Gov. Andrew Cuomo announced his support for the Effective Background Checks Act Tuesday, a measure authored by state Sen. Michael Gianaris (D-Astoria) which would extend the time for a check to be completed from the current three days to 10 days before a firearm could be transferred.
“I am proud to carry the Effective Background Checks Act and I am appreciative of Gov. Cuomo’s support,” Gianaris said. “This common sense proposal would save lives by keeping firearms out of the hands of dangerous individuals. I urge my colleagues to pass this legislation before the end of this session to ensure more preventable tragedies do not occur.”
Cuomo’s announcement came after he signed legislation to remove guns from domestic abusers and close a loophole in state law that will ensure domestic abusers are required to surrender all firearms, not just handguns.
“In a time when gun violence continues to relentlessly torment communities across the country while our federal government refuses to act, New York must lead the charge to end this epidemic once and for all,” Cuomo said. “With this legislation, we can sever the undeniable connection between domestic abuse and deadly gun violence, and continue to build upon the strongest gun laws in the nation.”
New York law had narrowly prohibited the possession of firearms for individuals either convicted of a felony or a limited number of misdemeanor “serious” offenses, excluding many misdemeanor offenses that are undeniably serious. The bill Cuomo signed expands the list of “serious” crimes that require the loss of a gun license and the surrender of all firearms to ensure no domestic abuser in New York retains the ability to possess a firearm once convicted of a disturbing crime.
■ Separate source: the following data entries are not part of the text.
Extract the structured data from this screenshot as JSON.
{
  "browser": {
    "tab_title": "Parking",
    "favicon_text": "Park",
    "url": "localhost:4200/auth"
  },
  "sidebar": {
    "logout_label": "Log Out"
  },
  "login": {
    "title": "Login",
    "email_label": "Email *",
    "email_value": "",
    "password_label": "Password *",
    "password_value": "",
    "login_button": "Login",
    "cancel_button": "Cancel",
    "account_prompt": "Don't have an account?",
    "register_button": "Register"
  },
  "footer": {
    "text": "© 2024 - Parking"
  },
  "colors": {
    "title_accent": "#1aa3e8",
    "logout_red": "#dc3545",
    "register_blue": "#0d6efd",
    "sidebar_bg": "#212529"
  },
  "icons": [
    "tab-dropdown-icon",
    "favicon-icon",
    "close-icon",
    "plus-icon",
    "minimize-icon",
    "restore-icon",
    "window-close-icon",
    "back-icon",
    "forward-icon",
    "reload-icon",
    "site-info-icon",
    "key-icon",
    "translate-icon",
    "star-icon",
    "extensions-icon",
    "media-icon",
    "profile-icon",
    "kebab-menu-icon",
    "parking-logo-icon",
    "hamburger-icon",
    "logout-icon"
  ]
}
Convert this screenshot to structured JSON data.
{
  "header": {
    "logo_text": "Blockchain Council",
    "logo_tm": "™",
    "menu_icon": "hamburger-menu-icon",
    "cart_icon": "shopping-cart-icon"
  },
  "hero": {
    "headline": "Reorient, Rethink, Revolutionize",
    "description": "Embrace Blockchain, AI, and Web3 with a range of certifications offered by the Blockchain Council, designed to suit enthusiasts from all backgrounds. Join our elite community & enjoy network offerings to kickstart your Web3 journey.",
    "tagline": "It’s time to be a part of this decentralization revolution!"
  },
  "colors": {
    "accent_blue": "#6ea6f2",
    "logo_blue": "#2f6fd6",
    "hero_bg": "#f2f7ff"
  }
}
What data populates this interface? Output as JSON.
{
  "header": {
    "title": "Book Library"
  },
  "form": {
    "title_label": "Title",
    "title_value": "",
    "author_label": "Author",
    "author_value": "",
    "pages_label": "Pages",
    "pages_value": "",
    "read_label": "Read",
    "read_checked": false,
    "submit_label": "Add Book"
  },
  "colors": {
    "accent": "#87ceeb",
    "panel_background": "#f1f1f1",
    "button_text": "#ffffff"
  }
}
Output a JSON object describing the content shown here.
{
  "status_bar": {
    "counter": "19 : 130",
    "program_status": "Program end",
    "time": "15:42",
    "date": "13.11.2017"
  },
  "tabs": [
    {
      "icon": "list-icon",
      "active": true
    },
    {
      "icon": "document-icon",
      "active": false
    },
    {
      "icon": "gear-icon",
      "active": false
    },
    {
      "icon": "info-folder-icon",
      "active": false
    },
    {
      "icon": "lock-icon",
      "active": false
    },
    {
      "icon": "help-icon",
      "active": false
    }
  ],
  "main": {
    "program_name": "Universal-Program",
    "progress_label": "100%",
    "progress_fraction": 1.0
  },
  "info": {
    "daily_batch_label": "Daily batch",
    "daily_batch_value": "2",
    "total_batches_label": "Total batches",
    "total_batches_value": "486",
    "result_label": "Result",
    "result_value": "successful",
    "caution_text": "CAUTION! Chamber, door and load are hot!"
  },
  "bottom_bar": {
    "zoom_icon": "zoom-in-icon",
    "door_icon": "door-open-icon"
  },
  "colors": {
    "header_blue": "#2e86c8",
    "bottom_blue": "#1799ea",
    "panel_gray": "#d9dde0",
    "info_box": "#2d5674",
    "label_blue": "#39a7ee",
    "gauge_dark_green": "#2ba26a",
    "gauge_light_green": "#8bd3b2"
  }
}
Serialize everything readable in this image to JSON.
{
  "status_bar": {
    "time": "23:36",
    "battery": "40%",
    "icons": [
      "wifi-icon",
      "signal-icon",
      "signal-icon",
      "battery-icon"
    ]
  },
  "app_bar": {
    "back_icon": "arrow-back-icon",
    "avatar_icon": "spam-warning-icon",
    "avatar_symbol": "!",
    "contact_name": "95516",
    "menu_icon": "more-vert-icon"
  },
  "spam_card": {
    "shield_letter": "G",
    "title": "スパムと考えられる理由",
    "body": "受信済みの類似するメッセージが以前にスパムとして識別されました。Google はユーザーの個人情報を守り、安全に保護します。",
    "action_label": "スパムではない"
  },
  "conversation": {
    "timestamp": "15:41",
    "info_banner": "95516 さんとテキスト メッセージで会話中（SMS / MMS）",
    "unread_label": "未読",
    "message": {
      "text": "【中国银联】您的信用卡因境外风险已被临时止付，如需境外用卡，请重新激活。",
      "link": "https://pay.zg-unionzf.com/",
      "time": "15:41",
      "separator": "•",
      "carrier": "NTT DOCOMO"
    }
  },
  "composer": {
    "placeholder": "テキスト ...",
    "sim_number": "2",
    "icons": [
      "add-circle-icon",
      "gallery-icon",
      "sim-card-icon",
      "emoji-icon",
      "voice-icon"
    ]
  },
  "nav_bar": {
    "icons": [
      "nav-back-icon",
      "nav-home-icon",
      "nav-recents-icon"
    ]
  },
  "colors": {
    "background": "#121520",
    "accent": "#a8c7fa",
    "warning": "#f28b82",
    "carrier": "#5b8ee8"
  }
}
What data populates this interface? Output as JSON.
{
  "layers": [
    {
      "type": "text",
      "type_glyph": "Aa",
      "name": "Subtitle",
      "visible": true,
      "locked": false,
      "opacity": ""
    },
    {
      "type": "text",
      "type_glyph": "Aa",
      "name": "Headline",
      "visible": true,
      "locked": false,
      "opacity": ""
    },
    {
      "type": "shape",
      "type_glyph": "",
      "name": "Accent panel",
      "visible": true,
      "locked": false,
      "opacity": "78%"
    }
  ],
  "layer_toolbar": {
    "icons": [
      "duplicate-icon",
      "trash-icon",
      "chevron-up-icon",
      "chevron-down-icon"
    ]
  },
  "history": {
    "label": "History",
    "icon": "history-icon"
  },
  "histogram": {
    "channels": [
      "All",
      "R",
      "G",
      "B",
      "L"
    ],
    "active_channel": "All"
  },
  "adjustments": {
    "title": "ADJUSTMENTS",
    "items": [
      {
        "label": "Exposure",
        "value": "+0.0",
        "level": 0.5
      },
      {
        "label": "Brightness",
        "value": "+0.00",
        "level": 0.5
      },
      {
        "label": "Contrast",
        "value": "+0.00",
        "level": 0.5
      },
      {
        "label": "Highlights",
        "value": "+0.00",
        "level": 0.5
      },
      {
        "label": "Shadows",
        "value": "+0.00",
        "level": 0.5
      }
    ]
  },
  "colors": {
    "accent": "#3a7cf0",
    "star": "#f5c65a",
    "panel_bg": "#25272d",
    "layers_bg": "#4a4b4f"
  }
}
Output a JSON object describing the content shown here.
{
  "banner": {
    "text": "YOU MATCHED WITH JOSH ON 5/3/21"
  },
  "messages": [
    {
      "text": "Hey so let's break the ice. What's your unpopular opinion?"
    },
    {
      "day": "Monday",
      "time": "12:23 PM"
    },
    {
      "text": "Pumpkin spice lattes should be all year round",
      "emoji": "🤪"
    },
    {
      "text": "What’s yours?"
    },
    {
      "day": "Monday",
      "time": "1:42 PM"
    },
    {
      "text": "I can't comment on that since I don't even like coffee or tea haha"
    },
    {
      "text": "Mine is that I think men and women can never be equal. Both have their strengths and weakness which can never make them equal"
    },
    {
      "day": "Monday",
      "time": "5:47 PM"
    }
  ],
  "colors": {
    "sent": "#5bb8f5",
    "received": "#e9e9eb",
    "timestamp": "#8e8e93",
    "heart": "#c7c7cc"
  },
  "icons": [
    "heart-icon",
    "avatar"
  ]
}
“We know that individuals with a history of domestic violence are five times more likely to murder an intimate partner when a firearm is in the house,” U.S. Rep. Carolyn Maloney (D-Astoria) said. “This bill, to remove guns from domestic abusers, is just commonsense.”
Meanwhile, Gianaris introduced new legislation Monday mandating the Department of Criminal Justice Services establish a database tracking the state and county of origin of guns used in crimes in New York. This proposal would tackle the so-called “Iron Pipeline,” whereby guns purchased in states with lax gun laws are brought into New York and used in crimes, according to Gianaris.
“Stopping the ‘Iron Pipeline’ is possible if New York leads the way,” he said. “Despite having among the toughest gun laws in the country, our state experiences too many gun-related crimes due to firearms originating elsewhere. While the federal government will not take action to combat gun violence, New York should use data to expose states that are part of the problem.”
State Attorney Eric Schneiderman released a report in 2015 that found 74 percent of all guns used in New York crimes and recovered by police originated out of state, including 86 percent of handguns used in crimes. Gianaris’ new measure drew immediate support from Cuomo.
Reach reporter Bill Parry by e-mail at bparr